~ The Beauty of Impermanency and the Illusion of the Ego -- "We cannot cling to something that is ungraspable, the great teachers always said. Just enjoy it. Countless poems have been written on the magnificence of the sunrise; but where is the beauty if it is always dawn?"
~ The Wisdom of Folly -- "Mulla Nasruddin Hoja appears as a whimsical character in a tradition of Sufi stories, and is portrayed as both an idiot and a sage. The Sufis use the terms “idiot” and “fool” to refer to aspects of their Divine Madness."


Anonymous said...

Oprah's 4 interviews with Jill Bolte Taylor were the first that Oprah did after Eckhart Tolle and they take everything Tolle talks about to another level. Oprah's copy of Jill's book, MY STROKE OF INSIGHT, was dog-eared and all marked up and kept reading from it the way she read from A New Earth and recommended it highly.

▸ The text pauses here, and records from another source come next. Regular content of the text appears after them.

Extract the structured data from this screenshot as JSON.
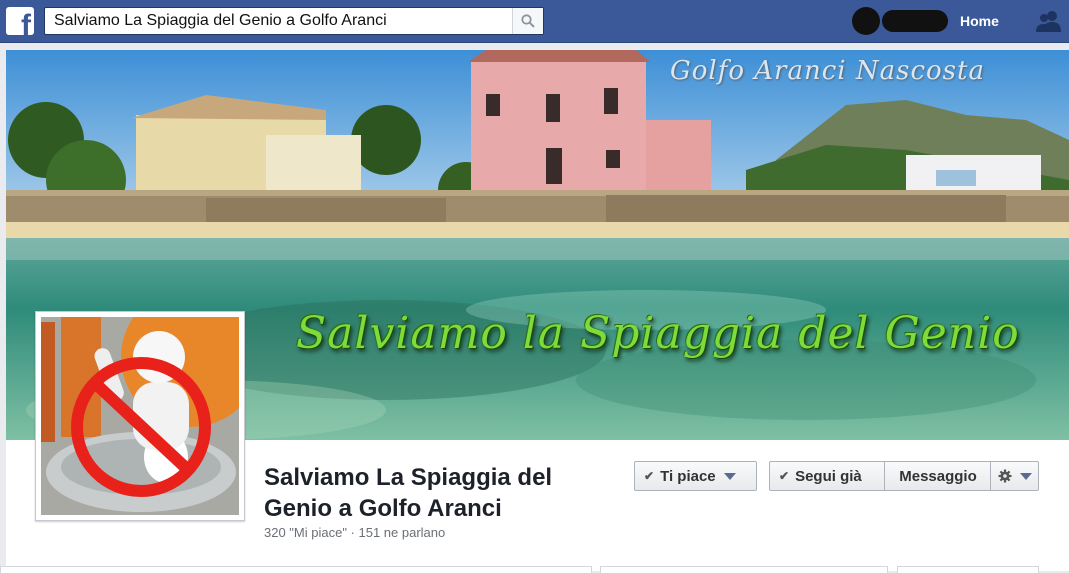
{
  "topbar": {
    "search_value": "Salviamo La Spiaggia del Genio a Golfo Aranci",
    "home_label": "Home",
    "brand_color": "#3b5998",
    "logo_icon": "facebook-f-icon",
    "search_icon": "search-icon",
    "friends_icon": "friend-requests-icon"
  },
  "cover": {
    "watermark": "Golfo Aranci Nascosta",
    "title": "Salviamo la Spiaggia del Genio"
  },
  "page": {
    "name": "Salviamo La Spiaggia del Genio a Golfo Aranci",
    "stats": "320 \"Mi piace\" · 151 ne parlano"
  },
  "actions": {
    "like_label": "Ti piace",
    "follow_label": "Segui già",
    "message_label": "Messaggio",
    "settings_icon": "gear-icon"
  }
}
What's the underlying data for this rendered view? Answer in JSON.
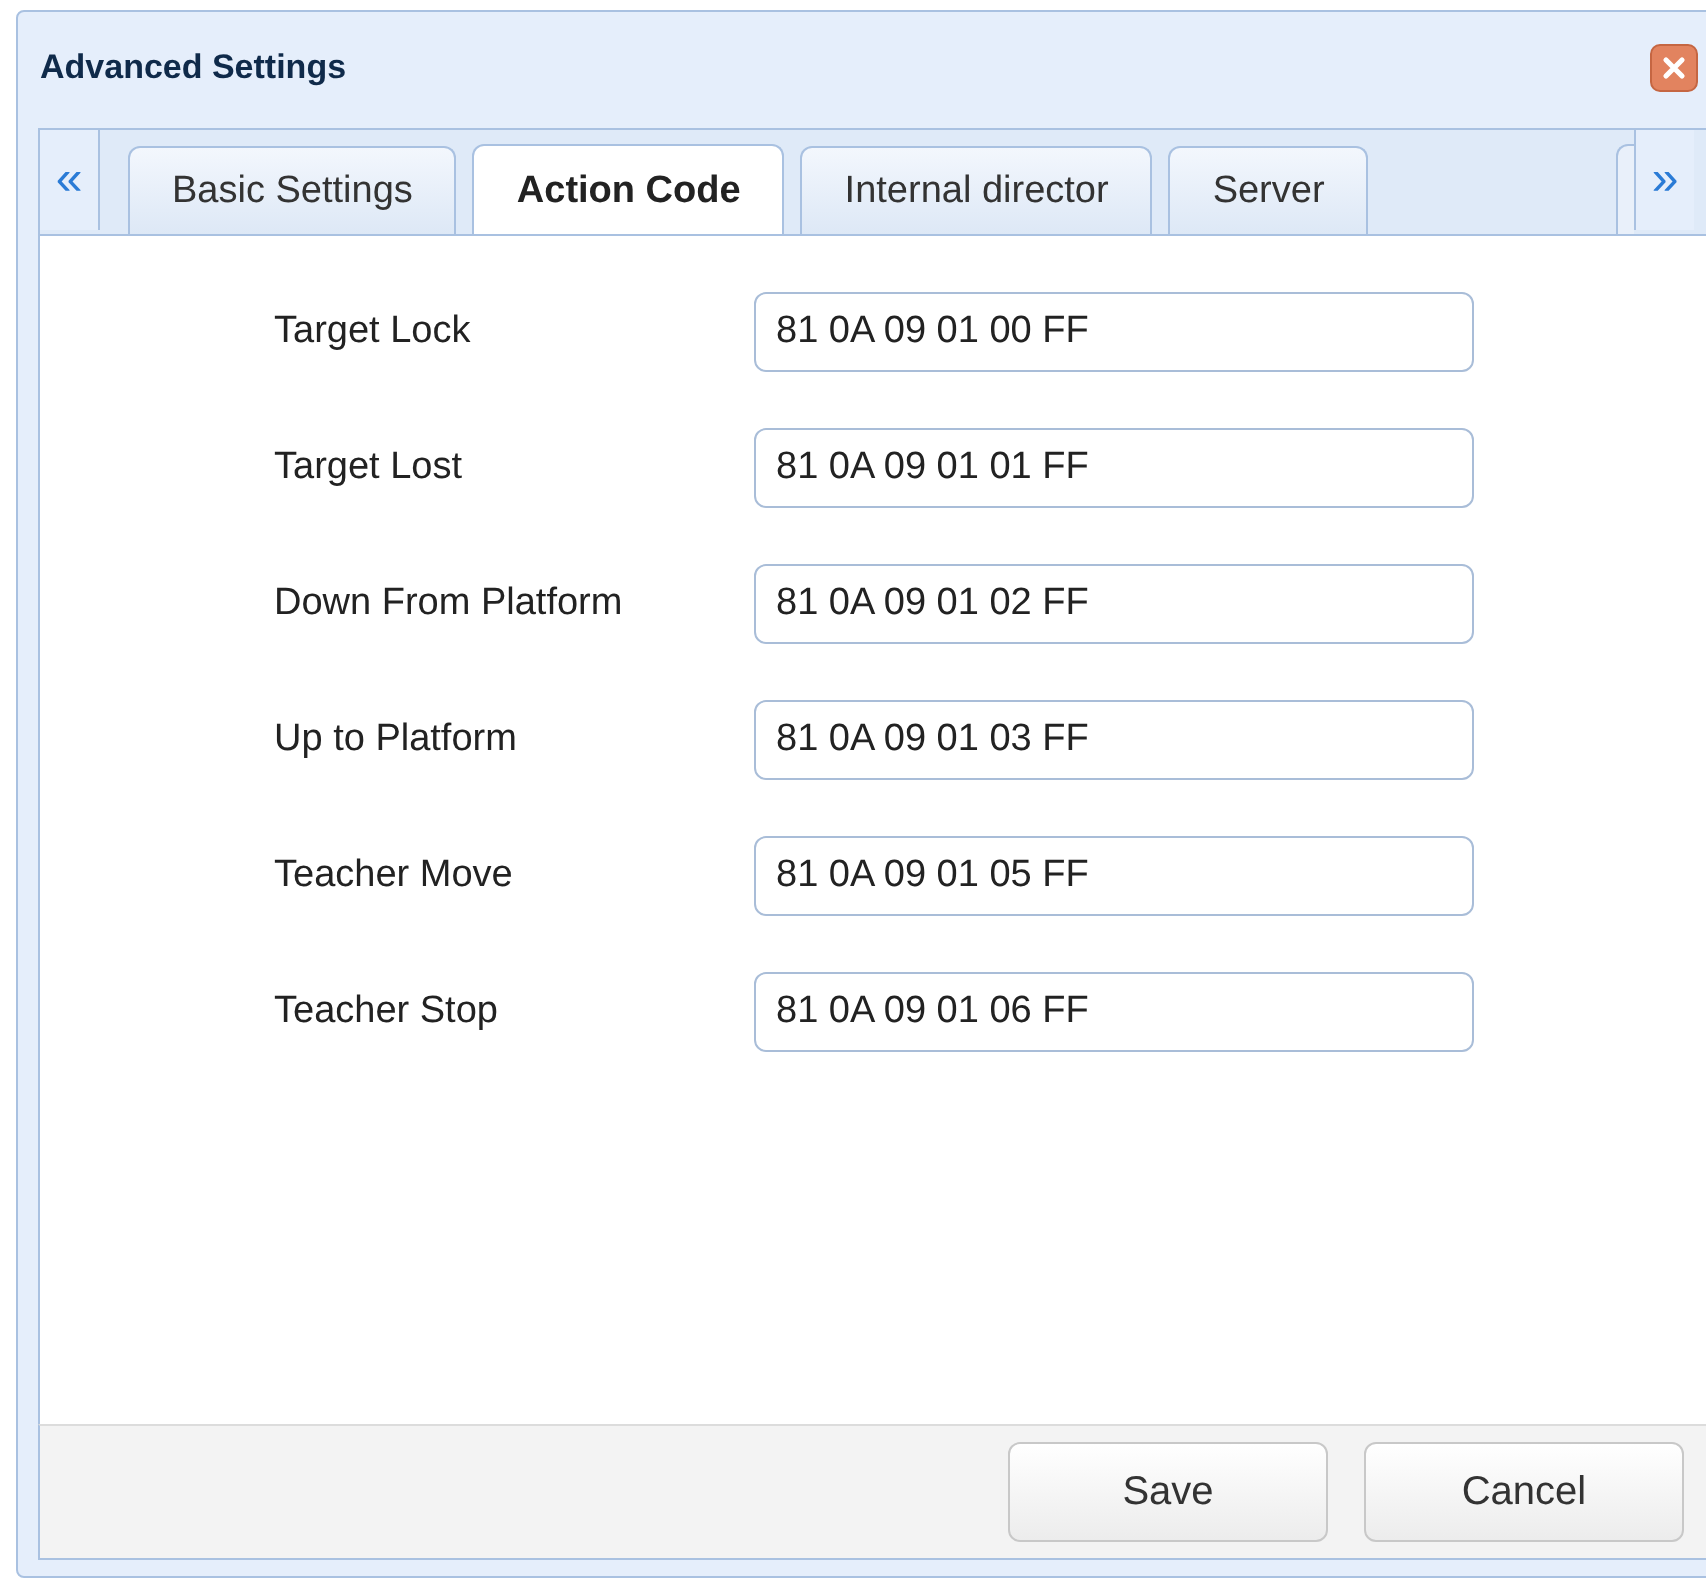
{
  "window": {
    "title": "Advanced Settings"
  },
  "tab_scroll": {
    "left": "«",
    "right": "»"
  },
  "tabs": [
    {
      "label": "Basic Settings",
      "selected": false
    },
    {
      "label": "Action Code",
      "selected": true
    },
    {
      "label": "Internal director",
      "selected": false
    },
    {
      "label": "Server",
      "selected": false
    }
  ],
  "fields": [
    {
      "label": "Target Lock",
      "value": "81 0A 09 01 00 FF"
    },
    {
      "label": "Target Lost",
      "value": "81 0A 09 01 01 FF"
    },
    {
      "label": "Down From Platform",
      "value": "81 0A 09 01 02 FF"
    },
    {
      "label": "Up to Platform",
      "value": "81 0A 09 01 03 FF"
    },
    {
      "label": "Teacher Move",
      "value": "81 0A 09 01 05 FF"
    },
    {
      "label": "Teacher Stop",
      "value": "81 0A 09 01 06 FF"
    }
  ],
  "buttons": [
    "Save",
    "Cancel"
  ]
}
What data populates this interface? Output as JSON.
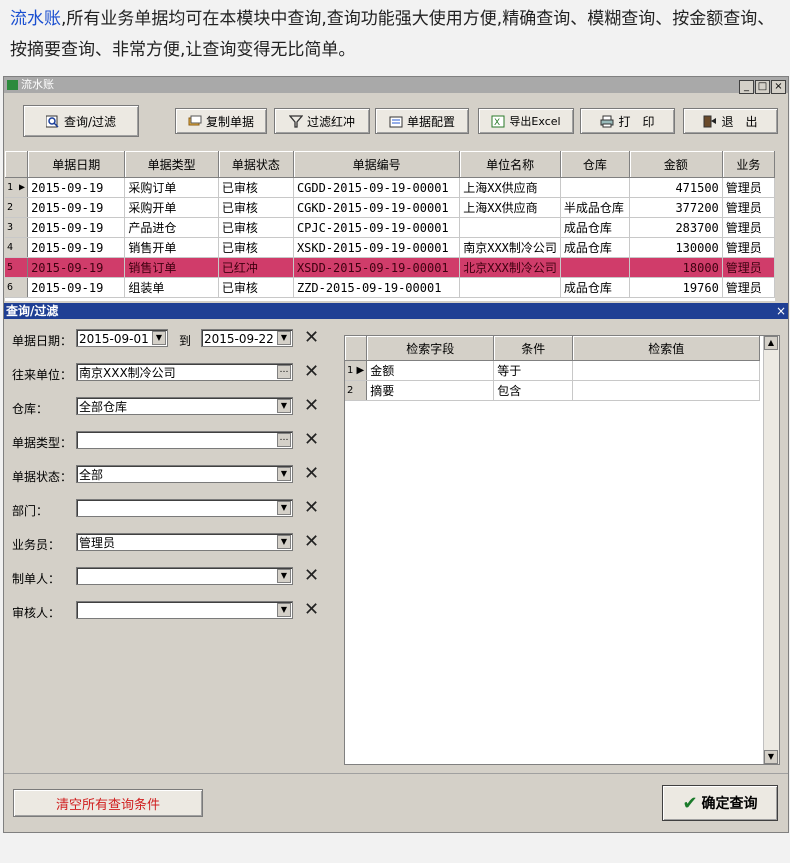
{
  "intro": {
    "highlight": "流水账",
    "text": ",所有业务单据均可在本模块中查询,查询功能强大使用方便,精确查询、模糊查询、按金额查询、按摘要查询、非常方便,让查询变得无比简单。"
  },
  "window": {
    "title": "流水账",
    "controls": [
      "_",
      "□",
      "×"
    ]
  },
  "toolbar": {
    "query_filter": "查询/过滤",
    "copy_doc": "复制单据",
    "filter_red": "过滤红冲",
    "doc_config": "单据配置",
    "export_excel": "导出Excel",
    "print": "打　印",
    "exit": "退　出"
  },
  "grid": {
    "columns": [
      "单据日期",
      "单据类型",
      "单据状态",
      "单据编号",
      "单位名称",
      "仓库",
      "金额",
      "业务"
    ],
    "rows": [
      {
        "ind": "1 ▶",
        "date": "2015-09-19",
        "type": "采购订单",
        "status": "已审核",
        "no": "CGDD-2015-09-19-00001",
        "unit": "上海XX供应商",
        "wh": "",
        "amount": "471500",
        "staff": "管理员"
      },
      {
        "ind": "2",
        "date": "2015-09-19",
        "type": "采购开单",
        "status": "已审核",
        "no": "CGKD-2015-09-19-00001",
        "unit": "上海XX供应商",
        "wh": "半成品仓库",
        "amount": "377200",
        "staff": "管理员"
      },
      {
        "ind": "3",
        "date": "2015-09-19",
        "type": "产品进仓",
        "status": "已审核",
        "no": "CPJC-2015-09-19-00001",
        "unit": "",
        "wh": "成品仓库",
        "amount": "283700",
        "staff": "管理员"
      },
      {
        "ind": "4",
        "date": "2015-09-19",
        "type": "销售开单",
        "status": "已审核",
        "no": "XSKD-2015-09-19-00001",
        "unit": "南京XXX制冷公司",
        "wh": "成品仓库",
        "amount": "130000",
        "staff": "管理员"
      },
      {
        "ind": "5",
        "date": "2015-09-19",
        "type": "销售订单",
        "status": "已红冲",
        "no": "XSDD-2015-09-19-00001",
        "unit": "北京XXX制冷公司",
        "wh": "",
        "amount": "18000",
        "staff": "管理员"
      },
      {
        "ind": "6",
        "date": "2015-09-19",
        "type": "组装单",
        "status": "已审核",
        "no": "ZZD-2015-09-19-00001",
        "unit": "",
        "wh": "成品仓库",
        "amount": "19760",
        "staff": "管理员"
      }
    ],
    "selected_row": 4
  },
  "panel": {
    "title": "查询/过滤",
    "close": "×",
    "fields": {
      "date_label": "单据日期：",
      "date_from": "2015-09-01",
      "to_label": "到",
      "date_to": "2015-09-22",
      "unit_label": "往来单位：",
      "unit_value": "南京XXX制冷公司",
      "wh_label": "仓库：",
      "wh_value": "全部仓库",
      "type_label": "单据类型：",
      "type_value": "",
      "status_label": "单据状态：",
      "status_value": "全部",
      "dept_label": "部门：",
      "dept_value": "",
      "staff_label": "业务员：",
      "staff_value": "管理员",
      "maker_label": "制单人：",
      "maker_value": "",
      "auditor_label": "审核人：",
      "auditor_value": ""
    },
    "criteria": {
      "columns": [
        "检索字段",
        "条件",
        "检索值"
      ],
      "rows": [
        {
          "ind": "1 ▶",
          "field": "金额",
          "cond": "等于",
          "val": ""
        },
        {
          "ind": "2",
          "field": "摘要",
          "cond": "包含",
          "val": ""
        }
      ]
    },
    "clear_button": "清空所有查询条件",
    "confirm_button": "确定查询"
  }
}
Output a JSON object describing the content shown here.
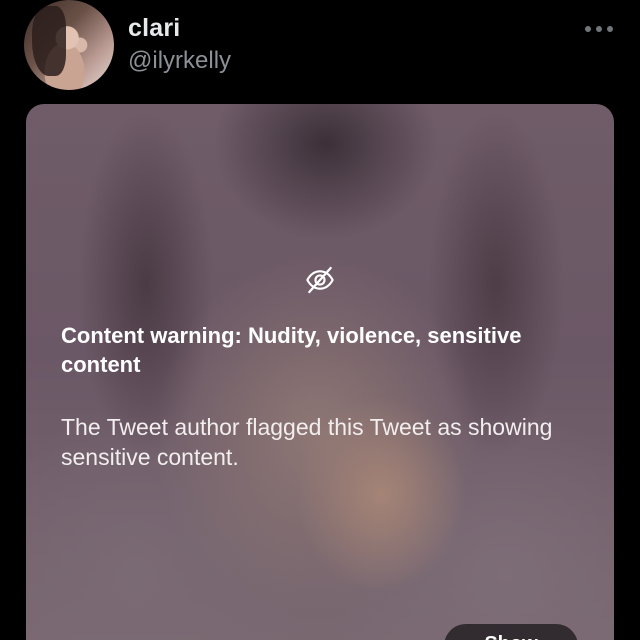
{
  "author": {
    "display_name": "clari",
    "handle": "@ilyrkelly"
  },
  "header": {
    "more_icon": "more-horizontal-icon"
  },
  "sensitive_media": {
    "icon": "eye-slash-icon",
    "title": "Content warning: Nudity, violence, sensitive content",
    "body": "The Tweet author flagged this Tweet as showing sensitive content.",
    "show_button_label": "Show"
  },
  "colors": {
    "background": "#000000",
    "display_name": "#e7e9ea",
    "handle": "#8b9197",
    "warning_text": "#ffffff"
  }
}
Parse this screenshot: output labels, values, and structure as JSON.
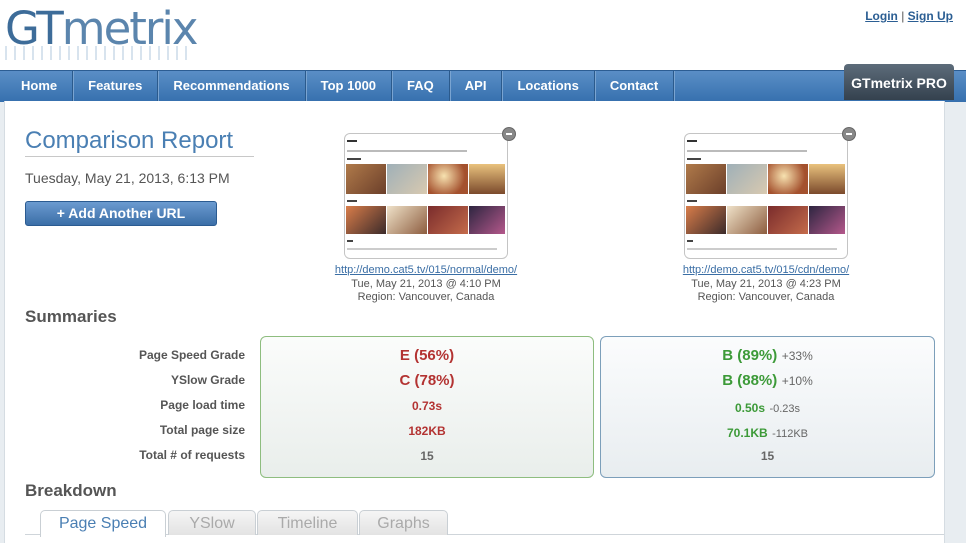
{
  "header": {
    "logo_gt": "GT",
    "logo_rest": "metrix",
    "login": "Login",
    "separator": "|",
    "signup": "Sign Up"
  },
  "nav": {
    "items": [
      "Home",
      "Features",
      "Recommendations",
      "Top 1000",
      "FAQ",
      "API",
      "Locations",
      "Contact"
    ],
    "pro_label": "GTmetrix PRO"
  },
  "report": {
    "title": "Comparison Report",
    "date": "Tuesday, May 21, 2013, 6:13 PM",
    "add_button": "+ Add Another URL"
  },
  "pages": [
    {
      "url": "http://demo.cat5.tv/015/normal/demo/",
      "tested": "Tue, May 21, 2013 @ 4:10 PM",
      "region": "Region: Vancouver, Canada"
    },
    {
      "url": "http://demo.cat5.tv/015/cdn/demo/",
      "tested": "Tue, May 21, 2013 @ 4:23 PM",
      "region": "Region: Vancouver, Canada"
    }
  ],
  "summaries": {
    "heading": "Summaries",
    "labels": [
      "Page Speed Grade",
      "YSlow Grade",
      "Page load time",
      "Total page size",
      "Total # of requests"
    ],
    "a": {
      "pagespeed": "E (56%)",
      "yslow": "C (78%)",
      "load": "0.73s",
      "size": "182KB",
      "requests": "15"
    },
    "b": {
      "pagespeed": "B (89%)",
      "pagespeed_delta": "+33%",
      "yslow": "B (88%)",
      "yslow_delta": "+10%",
      "load": "0.50s",
      "load_delta": "-0.23s",
      "size": "70.1KB",
      "size_delta": "-112KB",
      "requests": "15"
    }
  },
  "breakdown": {
    "heading": "Breakdown",
    "tabs": [
      "Page Speed",
      "YSlow",
      "Timeline",
      "Graphs"
    ],
    "active_tab": "Page Speed"
  },
  "colors": {
    "accent": "#4a7fb3",
    "bad": "#b33332",
    "good": "#3c9a38",
    "nav": "#3670ae"
  }
}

Oprah's recommendation was enough for me. I read My Stroke of Insight and I loved it too. This story is as inspiring as The Last Lecture or Tuesdays with Morrie - and even better, it has a Happy Ending!

I bought the book on Amazon because they have it for 40% off retail and they also had an amazing interview with Dr Taylor that I haven't seen anywhere else - Here is the Amazon link:

Anonymous said...

I read "My Stroke of Insight" in one sitting - I couldn't put it down. I laughed. I cried. It was a fantastic book (I heard it's a NYTimes Bestseller and I can see why!), but I also think it will be the start of a new, transformative Movement! No one wants to have a stroke as Jill Bolte Taylor did, but her experience can teach us all how to live better lives. Her speech was one of the most incredibly moving, stimulating, wonderful videos I've ever seen. Her Oprah Soul Series interviews were fascinating. They should make a movie of her life so everyone sees it. This is the Real Deal and gives me hope for humanity.